=== Section Start ===

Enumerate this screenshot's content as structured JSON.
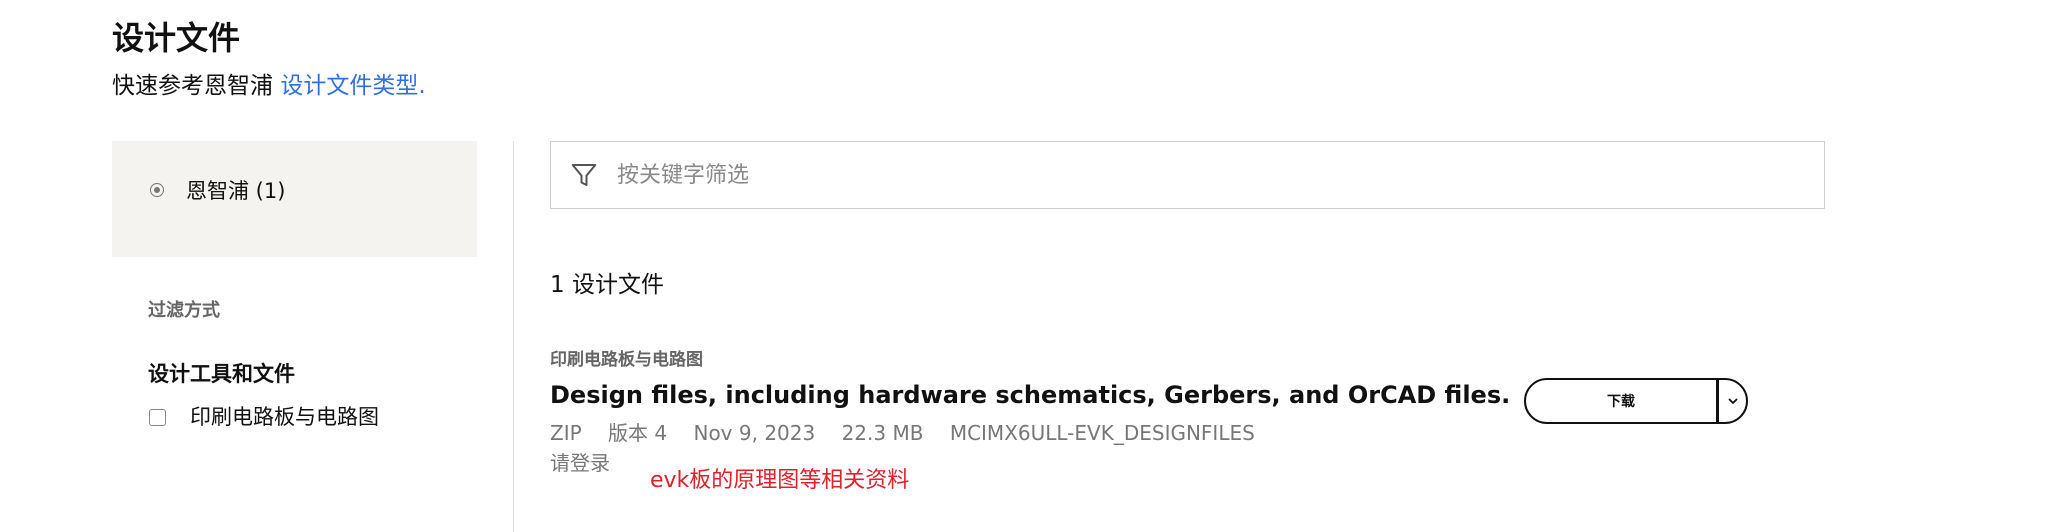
{
  "header": {
    "title": "设计文件",
    "subtitle_prefix": "快速参考恩智浦 ",
    "subtitle_link": "设计文件类型."
  },
  "sidebar": {
    "vendor": {
      "label": "恩智浦 (1)",
      "selected": true
    },
    "filter_heading": "过滤方式",
    "tools_heading": "设计工具和文件",
    "filters": [
      {
        "label": "印刷电路板与电路图",
        "checked": false
      }
    ]
  },
  "search": {
    "placeholder": "按关键字筛选",
    "value": "",
    "icon": "funnel-icon"
  },
  "results": {
    "count_text": "1 设计文件",
    "items": [
      {
        "category": "印刷电路板与电路图",
        "title": "Design files, including hardware schematics, Gerbers, and OrCAD files.",
        "format": "ZIP",
        "version": "版本 4",
        "date": "Nov 9, 2023",
        "size": "22.3 MB",
        "id": "MCIMX6ULL-EVK_DESIGNFILES",
        "login_text": "请登录",
        "download_label": "下载"
      }
    ]
  },
  "annotation": {
    "text": "evk板的原理图等相关资料",
    "color": "#e0202a"
  },
  "colors": {
    "link": "#2f6fde",
    "panel_bg": "#f4f3ef",
    "border": "#cfcfcf"
  }
}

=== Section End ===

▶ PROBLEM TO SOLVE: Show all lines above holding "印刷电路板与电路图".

▶ RESULT FOR THIS TASK:
        "label": "印刷电路板与电路图",
        "category": "印刷电路板与电路图",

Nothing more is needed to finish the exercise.